(Web page and app entries)
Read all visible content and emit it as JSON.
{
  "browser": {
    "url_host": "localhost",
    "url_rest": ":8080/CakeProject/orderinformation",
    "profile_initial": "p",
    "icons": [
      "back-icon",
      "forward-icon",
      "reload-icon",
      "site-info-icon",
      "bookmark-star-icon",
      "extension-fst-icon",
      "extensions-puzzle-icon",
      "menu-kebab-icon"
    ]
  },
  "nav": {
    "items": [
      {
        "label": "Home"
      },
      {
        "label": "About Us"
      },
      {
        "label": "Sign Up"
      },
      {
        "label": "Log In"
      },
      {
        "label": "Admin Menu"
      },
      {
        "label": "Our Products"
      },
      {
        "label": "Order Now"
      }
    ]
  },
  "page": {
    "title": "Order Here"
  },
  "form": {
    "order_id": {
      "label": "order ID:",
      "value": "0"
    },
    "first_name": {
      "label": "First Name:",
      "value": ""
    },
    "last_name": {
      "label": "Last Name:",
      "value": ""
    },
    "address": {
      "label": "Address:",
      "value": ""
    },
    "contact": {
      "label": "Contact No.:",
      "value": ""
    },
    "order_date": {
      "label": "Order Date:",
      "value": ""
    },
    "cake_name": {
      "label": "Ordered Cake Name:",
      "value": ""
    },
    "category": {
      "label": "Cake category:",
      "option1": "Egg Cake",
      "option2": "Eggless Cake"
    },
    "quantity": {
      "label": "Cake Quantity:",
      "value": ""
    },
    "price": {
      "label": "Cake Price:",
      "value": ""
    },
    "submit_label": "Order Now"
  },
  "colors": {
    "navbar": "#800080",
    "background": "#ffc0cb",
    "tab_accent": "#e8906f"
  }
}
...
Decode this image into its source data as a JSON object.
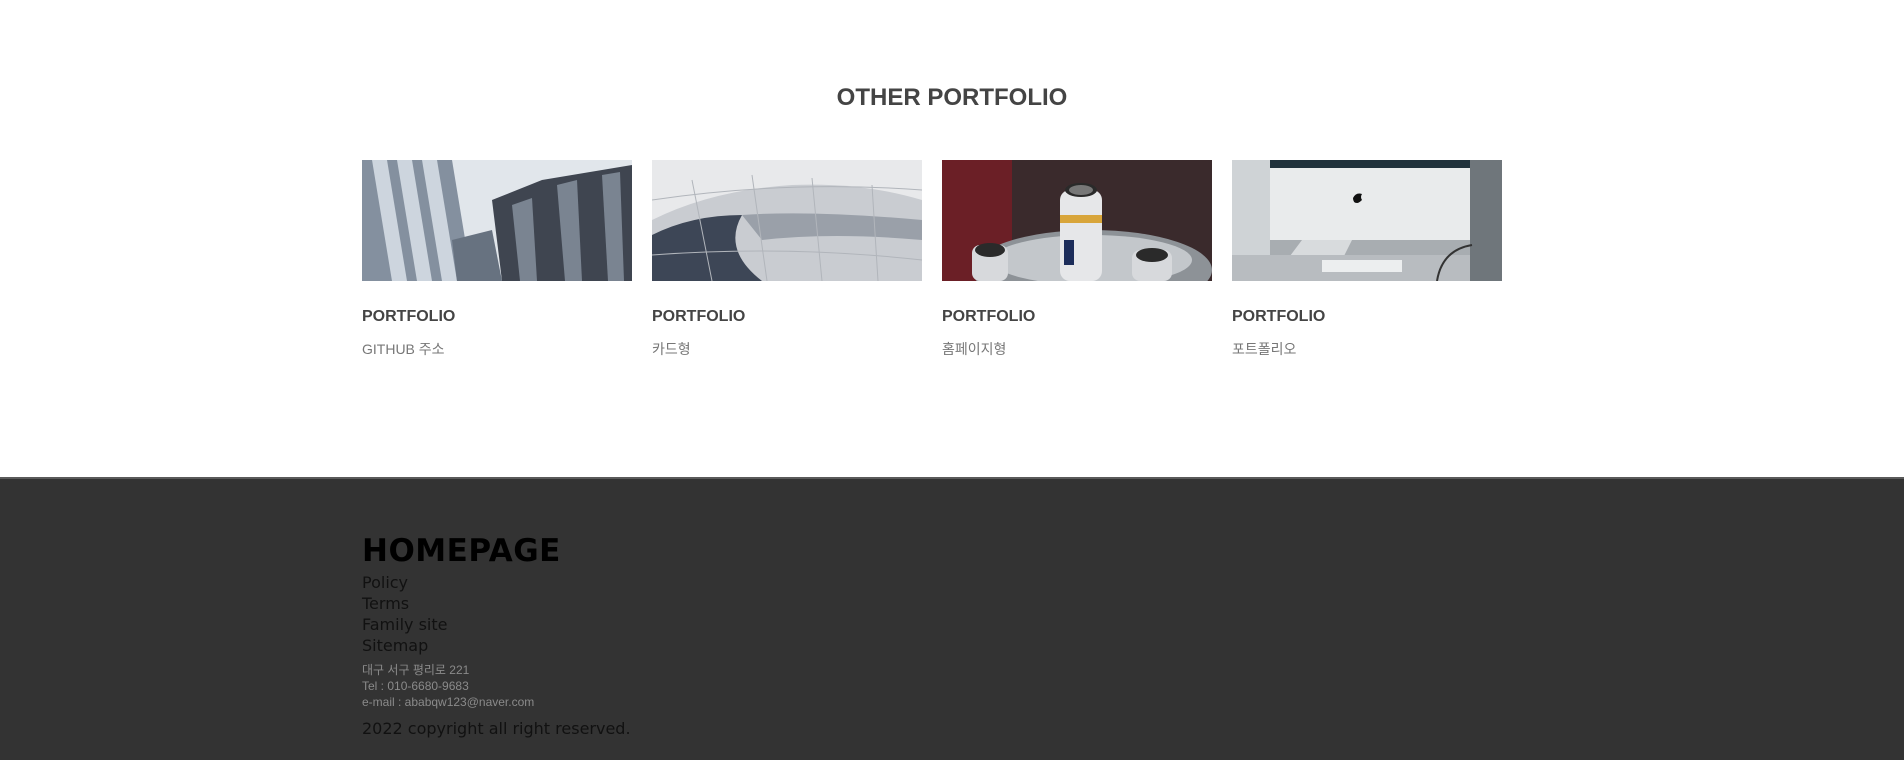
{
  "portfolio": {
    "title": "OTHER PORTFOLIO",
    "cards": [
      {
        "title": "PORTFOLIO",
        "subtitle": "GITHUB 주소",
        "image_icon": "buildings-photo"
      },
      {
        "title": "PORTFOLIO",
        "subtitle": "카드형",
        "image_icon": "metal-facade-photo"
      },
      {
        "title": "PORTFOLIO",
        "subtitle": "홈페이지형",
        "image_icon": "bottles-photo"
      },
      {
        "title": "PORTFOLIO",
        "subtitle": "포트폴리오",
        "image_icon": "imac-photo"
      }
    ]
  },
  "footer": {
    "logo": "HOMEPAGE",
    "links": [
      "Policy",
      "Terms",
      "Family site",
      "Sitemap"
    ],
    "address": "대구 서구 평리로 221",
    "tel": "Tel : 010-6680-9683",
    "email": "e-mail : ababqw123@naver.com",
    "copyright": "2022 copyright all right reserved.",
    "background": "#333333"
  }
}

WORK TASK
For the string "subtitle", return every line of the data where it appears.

EXERCISE OUTPUT
        "subtitle": "GITHUB 주소",
        "subtitle": "카드형",
        "subtitle": "홈페이지형",
        "subtitle": "포트폴리오",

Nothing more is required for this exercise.